About this task: What lines of the data include the string "JSON"? Copy them all.

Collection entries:
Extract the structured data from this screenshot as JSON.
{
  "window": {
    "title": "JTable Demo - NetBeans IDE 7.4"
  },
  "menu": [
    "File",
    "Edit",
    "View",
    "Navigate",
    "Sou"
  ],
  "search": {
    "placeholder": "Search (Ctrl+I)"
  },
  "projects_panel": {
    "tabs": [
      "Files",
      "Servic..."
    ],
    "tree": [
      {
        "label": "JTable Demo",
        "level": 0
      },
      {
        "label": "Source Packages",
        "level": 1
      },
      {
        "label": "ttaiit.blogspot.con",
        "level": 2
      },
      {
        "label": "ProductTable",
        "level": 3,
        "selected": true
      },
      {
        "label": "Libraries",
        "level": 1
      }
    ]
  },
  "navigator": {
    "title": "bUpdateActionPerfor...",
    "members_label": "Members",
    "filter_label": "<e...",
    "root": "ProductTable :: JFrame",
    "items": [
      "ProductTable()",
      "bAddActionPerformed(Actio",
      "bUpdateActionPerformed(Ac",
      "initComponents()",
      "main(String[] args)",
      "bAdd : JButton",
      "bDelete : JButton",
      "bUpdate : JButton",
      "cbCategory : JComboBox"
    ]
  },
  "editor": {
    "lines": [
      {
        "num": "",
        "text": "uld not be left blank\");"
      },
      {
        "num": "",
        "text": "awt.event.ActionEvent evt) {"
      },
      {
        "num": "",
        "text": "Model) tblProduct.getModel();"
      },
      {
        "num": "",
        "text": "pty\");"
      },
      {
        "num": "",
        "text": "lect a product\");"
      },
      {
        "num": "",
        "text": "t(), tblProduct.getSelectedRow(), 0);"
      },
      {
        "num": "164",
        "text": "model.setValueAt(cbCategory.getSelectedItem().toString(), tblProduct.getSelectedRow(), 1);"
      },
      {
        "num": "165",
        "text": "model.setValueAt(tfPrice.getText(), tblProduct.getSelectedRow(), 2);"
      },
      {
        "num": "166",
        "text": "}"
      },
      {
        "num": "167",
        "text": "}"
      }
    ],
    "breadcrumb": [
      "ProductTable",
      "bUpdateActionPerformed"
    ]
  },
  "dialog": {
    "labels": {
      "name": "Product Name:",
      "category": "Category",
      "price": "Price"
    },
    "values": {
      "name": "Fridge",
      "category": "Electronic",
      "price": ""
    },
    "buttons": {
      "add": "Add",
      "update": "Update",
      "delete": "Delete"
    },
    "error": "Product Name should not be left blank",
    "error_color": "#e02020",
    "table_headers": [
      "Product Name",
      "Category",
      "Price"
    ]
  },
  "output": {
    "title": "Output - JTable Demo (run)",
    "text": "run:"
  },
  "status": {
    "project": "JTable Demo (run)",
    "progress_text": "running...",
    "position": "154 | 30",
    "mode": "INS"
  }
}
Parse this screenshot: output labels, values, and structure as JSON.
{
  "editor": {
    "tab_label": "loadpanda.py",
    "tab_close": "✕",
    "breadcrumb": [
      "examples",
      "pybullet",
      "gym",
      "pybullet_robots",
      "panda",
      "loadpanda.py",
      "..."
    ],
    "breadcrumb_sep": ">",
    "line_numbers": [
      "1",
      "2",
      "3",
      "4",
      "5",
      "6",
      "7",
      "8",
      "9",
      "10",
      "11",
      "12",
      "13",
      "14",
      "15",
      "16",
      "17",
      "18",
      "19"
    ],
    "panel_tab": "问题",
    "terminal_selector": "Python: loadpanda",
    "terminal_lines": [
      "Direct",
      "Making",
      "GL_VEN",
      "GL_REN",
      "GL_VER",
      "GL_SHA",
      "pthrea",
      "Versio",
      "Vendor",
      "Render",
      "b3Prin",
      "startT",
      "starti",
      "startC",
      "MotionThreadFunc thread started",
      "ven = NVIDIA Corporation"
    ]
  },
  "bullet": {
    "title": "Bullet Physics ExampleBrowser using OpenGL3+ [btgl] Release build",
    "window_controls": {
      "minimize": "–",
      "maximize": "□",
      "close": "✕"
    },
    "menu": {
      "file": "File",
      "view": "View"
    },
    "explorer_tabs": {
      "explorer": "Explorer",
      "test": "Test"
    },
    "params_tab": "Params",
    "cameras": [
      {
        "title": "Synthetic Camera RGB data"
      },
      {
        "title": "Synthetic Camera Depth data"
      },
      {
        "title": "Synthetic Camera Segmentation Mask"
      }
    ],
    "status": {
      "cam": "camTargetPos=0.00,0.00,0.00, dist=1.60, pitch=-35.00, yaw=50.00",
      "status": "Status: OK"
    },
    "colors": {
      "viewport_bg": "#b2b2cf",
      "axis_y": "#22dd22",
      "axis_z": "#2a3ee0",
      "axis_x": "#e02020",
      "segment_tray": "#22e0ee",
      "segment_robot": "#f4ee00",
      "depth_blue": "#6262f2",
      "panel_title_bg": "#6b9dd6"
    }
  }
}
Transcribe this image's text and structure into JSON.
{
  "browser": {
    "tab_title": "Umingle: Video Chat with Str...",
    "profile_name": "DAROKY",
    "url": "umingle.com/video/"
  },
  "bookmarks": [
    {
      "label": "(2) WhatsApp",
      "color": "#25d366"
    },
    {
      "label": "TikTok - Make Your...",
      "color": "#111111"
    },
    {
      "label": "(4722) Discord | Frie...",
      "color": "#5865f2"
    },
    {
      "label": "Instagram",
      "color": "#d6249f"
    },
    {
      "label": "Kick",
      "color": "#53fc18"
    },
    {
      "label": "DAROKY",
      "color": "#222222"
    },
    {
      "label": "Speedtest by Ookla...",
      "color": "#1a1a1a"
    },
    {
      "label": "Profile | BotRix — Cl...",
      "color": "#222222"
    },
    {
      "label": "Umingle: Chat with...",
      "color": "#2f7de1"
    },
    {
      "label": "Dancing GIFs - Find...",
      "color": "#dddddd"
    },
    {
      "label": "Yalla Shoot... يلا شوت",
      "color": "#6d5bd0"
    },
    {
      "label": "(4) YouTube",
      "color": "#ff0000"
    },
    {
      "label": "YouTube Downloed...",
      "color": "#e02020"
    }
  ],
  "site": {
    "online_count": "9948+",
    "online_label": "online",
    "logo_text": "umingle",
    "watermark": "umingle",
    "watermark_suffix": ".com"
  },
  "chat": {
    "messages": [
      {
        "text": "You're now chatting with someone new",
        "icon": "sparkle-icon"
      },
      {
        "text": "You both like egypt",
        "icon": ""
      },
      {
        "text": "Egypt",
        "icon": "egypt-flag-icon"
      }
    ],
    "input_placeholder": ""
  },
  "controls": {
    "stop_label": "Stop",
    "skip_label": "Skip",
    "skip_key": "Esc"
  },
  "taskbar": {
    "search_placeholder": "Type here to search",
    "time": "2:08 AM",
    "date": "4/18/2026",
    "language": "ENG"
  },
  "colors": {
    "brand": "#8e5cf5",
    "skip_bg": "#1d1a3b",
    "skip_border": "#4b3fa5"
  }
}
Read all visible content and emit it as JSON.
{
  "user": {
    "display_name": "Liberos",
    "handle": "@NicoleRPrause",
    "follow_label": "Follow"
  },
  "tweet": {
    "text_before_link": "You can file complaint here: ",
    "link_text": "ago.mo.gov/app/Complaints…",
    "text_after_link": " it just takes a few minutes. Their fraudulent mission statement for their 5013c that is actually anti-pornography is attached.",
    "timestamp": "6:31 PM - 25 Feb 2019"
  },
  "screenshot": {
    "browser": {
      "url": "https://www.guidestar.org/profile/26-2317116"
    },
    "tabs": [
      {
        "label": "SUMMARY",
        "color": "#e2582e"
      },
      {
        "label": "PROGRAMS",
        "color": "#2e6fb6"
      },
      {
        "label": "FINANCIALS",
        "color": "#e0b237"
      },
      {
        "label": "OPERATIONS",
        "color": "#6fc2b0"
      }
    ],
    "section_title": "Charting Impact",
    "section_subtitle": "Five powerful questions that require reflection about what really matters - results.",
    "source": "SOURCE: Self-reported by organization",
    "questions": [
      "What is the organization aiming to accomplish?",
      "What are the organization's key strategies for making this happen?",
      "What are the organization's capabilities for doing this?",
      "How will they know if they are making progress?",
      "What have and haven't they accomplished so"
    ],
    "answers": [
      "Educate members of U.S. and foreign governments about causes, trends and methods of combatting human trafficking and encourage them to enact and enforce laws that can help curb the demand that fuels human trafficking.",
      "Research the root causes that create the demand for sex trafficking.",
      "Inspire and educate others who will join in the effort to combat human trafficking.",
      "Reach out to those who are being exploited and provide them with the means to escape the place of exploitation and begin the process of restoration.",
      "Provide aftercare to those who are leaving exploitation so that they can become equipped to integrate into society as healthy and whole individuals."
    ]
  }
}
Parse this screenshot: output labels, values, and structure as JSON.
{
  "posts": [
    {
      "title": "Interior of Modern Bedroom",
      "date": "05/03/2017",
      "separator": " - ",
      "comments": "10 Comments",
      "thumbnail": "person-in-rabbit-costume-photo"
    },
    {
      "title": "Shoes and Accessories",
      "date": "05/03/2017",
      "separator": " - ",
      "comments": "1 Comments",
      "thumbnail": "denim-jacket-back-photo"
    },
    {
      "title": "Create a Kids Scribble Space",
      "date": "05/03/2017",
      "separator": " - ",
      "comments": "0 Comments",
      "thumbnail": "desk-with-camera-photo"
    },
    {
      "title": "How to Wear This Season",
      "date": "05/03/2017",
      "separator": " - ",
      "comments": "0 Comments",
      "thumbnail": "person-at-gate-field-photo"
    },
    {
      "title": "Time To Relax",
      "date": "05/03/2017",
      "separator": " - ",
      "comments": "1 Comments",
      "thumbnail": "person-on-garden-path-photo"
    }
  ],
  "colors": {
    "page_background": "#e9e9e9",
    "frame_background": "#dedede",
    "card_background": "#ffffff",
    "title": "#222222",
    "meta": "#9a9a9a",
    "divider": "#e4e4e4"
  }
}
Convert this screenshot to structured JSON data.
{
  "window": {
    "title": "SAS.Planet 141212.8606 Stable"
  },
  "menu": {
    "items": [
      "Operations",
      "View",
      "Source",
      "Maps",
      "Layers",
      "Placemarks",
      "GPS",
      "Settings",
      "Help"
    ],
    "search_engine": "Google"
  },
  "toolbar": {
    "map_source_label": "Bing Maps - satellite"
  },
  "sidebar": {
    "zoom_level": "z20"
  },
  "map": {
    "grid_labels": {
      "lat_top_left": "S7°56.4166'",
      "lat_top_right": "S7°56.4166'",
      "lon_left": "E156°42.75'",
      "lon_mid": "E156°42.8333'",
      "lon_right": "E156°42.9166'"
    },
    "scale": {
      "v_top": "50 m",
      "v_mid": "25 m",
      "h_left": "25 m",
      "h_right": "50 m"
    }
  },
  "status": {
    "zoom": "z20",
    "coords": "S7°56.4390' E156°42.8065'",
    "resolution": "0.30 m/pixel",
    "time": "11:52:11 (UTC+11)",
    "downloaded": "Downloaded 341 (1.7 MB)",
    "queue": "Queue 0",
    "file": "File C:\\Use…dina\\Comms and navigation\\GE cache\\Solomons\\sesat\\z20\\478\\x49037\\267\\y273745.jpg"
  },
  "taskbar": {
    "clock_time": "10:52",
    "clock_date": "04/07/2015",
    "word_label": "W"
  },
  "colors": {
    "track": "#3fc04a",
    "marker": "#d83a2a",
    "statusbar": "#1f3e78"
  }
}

Reply:
Extract the structured data from this screenshot as JSON.
Parse this screenshot: output labels, values, and structure as JSON.
Transcribe this image's text and structure into JSON.
Read all visible content and emit it as JSON.
Parse this screenshot: output labels, values, and structure as JSON.
Convert this screenshot to structured JSON data.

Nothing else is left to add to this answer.